The shuttle door was starting to close when Ozzy dived through it. In the chaos nobody noticed that he was no longer on board. For a split second he regretted his decision but he was soon past it and fixed his thoughts on finding Stephanie. He looked in the school room but couldn’t find her. He checked her quarters but she wasn’t there. He made his way to the command deck and saw nothing. He turned to leave but as he did so he heard a familiar noise amid the din of the alarms; a whimper perhaps. He turned towards the noise, hoping against hope that his efforts had not been in vain, and suddenly he saw it; the pink elephant. Hidden in a corner, out of sight but thankfully not earshot, was the little girl. She was clutching her favorite soft toy and as she saw him her face brightened. “Ozzy!” she squealed and launched herself at him, causing him to smile with the significance of her hug. It was a hug he would never forget.
The next sound that they heard was enough to make their hearts sink; the unmistakable roar of the escape shuttle’s engines firing. Ozzy scooped the little girl up and headed automatically back to the shuttle airlock but of course it was too late – the rest of the colonists had left without them.
Thinking quickly Ozzy ran to the vehicle garage. He’d never driven one of these things before but he figured now was as good a time to learn as any. He’d seen his Father do it countless times – how hard could it be? He jumped into one of the crawlers near the main door, strapped Stephanie in and sat down in front of a dizzying array of dials, gauges and switches. He pressed one of the switches and lights started flashing in the garage as the air was removed from the huge space. The big door at the end slid open and the lumbering machine lurched forward. Soon they were out into the martian landscape, the devastated complex receding in the distance.

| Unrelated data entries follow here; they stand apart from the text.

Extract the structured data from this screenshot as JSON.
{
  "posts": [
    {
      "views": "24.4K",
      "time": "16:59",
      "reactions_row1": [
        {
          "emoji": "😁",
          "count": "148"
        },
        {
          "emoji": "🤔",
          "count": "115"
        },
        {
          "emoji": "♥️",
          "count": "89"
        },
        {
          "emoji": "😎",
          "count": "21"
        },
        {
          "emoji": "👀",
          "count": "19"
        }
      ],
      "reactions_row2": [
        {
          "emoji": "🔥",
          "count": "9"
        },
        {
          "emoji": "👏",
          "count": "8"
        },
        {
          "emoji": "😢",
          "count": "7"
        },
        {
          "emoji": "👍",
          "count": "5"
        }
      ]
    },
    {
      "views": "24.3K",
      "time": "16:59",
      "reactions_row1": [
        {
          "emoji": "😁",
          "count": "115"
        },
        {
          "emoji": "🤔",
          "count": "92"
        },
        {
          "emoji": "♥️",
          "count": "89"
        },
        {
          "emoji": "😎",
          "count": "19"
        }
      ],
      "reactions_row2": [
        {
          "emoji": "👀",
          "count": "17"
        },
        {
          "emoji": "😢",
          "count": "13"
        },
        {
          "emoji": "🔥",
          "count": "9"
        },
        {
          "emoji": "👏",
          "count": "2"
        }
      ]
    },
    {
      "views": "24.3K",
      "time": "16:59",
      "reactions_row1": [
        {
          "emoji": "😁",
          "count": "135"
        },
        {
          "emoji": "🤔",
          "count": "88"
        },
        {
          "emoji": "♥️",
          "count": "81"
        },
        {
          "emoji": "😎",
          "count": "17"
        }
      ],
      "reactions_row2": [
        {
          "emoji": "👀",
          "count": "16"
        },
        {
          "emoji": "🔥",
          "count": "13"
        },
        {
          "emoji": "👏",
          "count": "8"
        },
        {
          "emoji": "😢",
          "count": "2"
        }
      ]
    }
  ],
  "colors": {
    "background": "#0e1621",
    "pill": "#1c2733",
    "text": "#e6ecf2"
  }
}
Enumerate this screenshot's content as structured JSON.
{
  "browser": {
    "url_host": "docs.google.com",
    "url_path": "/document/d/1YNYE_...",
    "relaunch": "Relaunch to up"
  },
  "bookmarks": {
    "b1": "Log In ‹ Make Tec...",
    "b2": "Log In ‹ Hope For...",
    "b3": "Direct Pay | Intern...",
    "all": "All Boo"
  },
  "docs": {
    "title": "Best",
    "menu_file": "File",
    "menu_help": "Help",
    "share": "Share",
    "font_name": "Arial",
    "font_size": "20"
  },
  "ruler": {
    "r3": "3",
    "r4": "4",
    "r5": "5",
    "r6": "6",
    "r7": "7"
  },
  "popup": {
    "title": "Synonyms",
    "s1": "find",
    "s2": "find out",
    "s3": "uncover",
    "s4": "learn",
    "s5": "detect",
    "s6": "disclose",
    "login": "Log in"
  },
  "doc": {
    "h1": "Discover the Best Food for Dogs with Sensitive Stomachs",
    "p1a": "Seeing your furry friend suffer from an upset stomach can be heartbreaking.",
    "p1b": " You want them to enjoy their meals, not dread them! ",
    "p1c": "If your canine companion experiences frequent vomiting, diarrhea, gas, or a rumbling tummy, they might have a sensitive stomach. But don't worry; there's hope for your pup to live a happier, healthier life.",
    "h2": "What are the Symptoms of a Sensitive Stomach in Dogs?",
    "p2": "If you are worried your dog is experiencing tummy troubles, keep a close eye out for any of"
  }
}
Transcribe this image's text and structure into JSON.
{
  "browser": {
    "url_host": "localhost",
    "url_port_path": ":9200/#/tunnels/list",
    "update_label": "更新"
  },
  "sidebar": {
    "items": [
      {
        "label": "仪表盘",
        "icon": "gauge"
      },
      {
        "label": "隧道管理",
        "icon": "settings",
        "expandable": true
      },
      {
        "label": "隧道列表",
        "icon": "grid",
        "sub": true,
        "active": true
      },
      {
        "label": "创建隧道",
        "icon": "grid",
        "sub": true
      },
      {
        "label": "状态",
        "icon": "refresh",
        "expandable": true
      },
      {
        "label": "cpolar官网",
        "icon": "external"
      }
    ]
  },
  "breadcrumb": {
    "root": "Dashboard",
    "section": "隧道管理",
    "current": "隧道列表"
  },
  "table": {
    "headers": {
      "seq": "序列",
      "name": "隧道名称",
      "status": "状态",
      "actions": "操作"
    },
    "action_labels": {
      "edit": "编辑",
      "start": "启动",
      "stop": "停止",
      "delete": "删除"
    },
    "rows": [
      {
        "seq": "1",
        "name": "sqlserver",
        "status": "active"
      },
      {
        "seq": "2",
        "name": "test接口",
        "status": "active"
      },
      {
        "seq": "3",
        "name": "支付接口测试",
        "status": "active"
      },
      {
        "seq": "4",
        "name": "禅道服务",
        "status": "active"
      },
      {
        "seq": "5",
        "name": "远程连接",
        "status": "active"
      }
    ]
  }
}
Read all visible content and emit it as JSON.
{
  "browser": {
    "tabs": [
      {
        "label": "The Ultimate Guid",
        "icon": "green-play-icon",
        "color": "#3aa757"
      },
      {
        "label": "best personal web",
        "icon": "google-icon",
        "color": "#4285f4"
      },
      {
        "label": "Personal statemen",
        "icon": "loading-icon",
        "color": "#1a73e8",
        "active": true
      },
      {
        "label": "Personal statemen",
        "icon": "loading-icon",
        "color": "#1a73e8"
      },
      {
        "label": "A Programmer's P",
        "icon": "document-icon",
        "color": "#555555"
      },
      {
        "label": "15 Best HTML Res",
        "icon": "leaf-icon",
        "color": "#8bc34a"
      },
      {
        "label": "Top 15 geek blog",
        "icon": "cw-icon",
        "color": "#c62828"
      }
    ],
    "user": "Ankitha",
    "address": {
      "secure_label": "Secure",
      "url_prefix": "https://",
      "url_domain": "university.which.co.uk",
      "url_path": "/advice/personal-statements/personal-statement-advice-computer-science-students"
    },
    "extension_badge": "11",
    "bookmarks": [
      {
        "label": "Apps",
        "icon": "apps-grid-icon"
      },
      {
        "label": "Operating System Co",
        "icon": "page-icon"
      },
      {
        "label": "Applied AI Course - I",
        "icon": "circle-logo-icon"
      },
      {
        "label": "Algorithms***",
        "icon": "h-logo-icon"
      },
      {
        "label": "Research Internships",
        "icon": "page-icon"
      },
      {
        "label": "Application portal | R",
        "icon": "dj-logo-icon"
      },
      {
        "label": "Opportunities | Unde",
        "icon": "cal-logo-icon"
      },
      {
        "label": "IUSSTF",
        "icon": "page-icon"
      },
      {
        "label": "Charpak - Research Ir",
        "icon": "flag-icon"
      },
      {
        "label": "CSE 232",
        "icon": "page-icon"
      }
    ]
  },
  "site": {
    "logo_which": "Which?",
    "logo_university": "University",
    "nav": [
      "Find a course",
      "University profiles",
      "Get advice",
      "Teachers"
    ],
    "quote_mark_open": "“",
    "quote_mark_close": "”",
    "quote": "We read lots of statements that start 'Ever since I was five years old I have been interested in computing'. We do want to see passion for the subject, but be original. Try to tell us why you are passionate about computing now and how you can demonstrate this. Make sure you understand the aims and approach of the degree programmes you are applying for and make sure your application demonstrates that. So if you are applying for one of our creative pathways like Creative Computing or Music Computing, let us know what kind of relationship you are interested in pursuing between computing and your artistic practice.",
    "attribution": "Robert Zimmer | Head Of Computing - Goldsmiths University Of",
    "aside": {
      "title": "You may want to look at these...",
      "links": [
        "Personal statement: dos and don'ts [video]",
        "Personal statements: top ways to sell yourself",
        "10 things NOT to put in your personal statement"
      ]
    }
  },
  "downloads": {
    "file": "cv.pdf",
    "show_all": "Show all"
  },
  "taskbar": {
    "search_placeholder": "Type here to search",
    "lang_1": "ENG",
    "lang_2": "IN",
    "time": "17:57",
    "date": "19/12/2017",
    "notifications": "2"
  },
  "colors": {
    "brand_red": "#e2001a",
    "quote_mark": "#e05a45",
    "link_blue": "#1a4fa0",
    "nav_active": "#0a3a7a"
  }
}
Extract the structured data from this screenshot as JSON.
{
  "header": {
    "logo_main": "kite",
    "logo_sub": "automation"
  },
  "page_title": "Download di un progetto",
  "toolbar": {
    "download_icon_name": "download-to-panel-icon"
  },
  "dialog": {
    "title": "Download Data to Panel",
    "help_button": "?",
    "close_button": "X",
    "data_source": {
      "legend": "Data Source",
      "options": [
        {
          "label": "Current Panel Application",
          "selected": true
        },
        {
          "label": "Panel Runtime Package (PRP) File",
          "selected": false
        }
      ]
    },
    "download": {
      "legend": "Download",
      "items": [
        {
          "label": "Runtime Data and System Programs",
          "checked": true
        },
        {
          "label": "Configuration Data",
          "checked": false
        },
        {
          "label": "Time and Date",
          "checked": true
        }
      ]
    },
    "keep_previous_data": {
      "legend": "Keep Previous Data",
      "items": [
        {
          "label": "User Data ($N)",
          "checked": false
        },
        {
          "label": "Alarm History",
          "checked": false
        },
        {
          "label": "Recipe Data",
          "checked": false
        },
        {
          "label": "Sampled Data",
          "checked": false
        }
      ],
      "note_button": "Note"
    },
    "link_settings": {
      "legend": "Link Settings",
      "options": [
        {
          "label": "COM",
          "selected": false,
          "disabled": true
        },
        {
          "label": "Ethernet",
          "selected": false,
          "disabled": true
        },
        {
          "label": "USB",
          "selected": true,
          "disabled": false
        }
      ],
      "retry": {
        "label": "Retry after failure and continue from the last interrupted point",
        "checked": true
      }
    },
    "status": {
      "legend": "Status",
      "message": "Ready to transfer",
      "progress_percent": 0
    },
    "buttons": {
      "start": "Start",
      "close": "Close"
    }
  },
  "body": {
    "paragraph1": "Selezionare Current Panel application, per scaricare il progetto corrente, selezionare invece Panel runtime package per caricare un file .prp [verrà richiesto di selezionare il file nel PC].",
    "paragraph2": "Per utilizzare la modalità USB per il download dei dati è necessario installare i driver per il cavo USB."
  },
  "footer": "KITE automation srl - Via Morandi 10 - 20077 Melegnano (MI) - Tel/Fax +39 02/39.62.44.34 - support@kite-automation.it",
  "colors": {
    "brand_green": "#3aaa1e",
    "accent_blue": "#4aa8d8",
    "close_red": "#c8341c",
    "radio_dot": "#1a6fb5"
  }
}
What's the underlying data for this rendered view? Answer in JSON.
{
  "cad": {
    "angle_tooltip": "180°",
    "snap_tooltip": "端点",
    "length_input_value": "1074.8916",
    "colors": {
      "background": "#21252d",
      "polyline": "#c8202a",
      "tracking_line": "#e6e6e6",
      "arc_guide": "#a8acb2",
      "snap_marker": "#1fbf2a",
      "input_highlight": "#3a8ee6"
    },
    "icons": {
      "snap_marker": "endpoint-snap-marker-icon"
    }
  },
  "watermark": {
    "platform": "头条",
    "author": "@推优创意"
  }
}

It took a few hours for Ozzy to figure out the radio and contact the escape shuttle. The little girl was happy in her seat chewing on some kind of fruity ration bar and they whiled away the time singing songs and talking about Earth. Both knew that it would be many months before the martian outpost would be serviceable again, and as the shuttle docked to the crawler and they finally made their way to safety he looked up at the dot in the sky that would be his new home, wondering how alien it might be. He would still be different when they reached earth, but now it would be for another reason – to that little girl, her parents and the colonists he was a hero.